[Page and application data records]
════════════════════
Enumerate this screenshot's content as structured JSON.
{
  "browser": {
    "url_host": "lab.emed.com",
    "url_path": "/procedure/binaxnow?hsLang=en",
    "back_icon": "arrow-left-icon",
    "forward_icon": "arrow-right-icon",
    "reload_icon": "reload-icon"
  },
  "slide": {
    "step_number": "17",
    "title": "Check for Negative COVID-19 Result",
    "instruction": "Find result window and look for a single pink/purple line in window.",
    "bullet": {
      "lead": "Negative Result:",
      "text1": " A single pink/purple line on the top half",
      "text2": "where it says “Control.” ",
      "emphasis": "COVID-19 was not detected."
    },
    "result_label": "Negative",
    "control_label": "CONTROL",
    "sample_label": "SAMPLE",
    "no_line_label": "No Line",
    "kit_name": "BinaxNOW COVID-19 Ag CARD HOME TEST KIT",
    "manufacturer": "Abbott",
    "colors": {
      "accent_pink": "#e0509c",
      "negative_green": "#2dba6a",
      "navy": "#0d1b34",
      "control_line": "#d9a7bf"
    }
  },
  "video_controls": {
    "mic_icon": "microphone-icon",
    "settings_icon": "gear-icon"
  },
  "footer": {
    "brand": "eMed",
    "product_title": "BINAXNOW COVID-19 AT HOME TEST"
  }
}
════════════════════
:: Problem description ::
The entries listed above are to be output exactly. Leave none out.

:: Solution ::
Enumerate this screenshot's content as structured JSON.
{
  "browser": {
    "url_host": "lab.emed.com",
    "url_path": "/procedure/binaxnow?hsLang=en",
    "back_icon": "arrow-left-icon",
    "forward_icon": "arrow-right-icon",
    "reload_icon": "reload-icon"
  },
  "slide": {
    "step_number": "17",
    "title": "Check for Negative COVID-19 Result",
    "instruction": "Find result window and look for a single pink/purple line in window.",
    "bullet": {
      "lead": "Negative Result:",
      "text1": " A single pink/purple line on the top half",
      "text2": "where it says “Control.” ",
      "emphasis": "COVID-19 was not detected."
    },
    "result_label": "Negative",
    "control_label": "CONTROL",
    "sample_label": "SAMPLE",
    "no_line_label": "No Line",
    "kit_name": "BinaxNOW COVID-19 Ag CARD HOME TEST KIT",
    "manufacturer": "Abbott",
    "colors": {
      "accent_pink": "#e0509c",
      "negative_green": "#2dba6a",
      "navy": "#0d1b34",
      "control_line": "#d9a7bf"
    }
  },
  "video_controls": {
    "mic_icon": "microphone-icon",
    "settings_icon": "gear-icon"
  },
  "footer": {
    "brand": "eMed",
    "product_title": "BINAXNOW COVID-19 AT HOME TEST"
  }
}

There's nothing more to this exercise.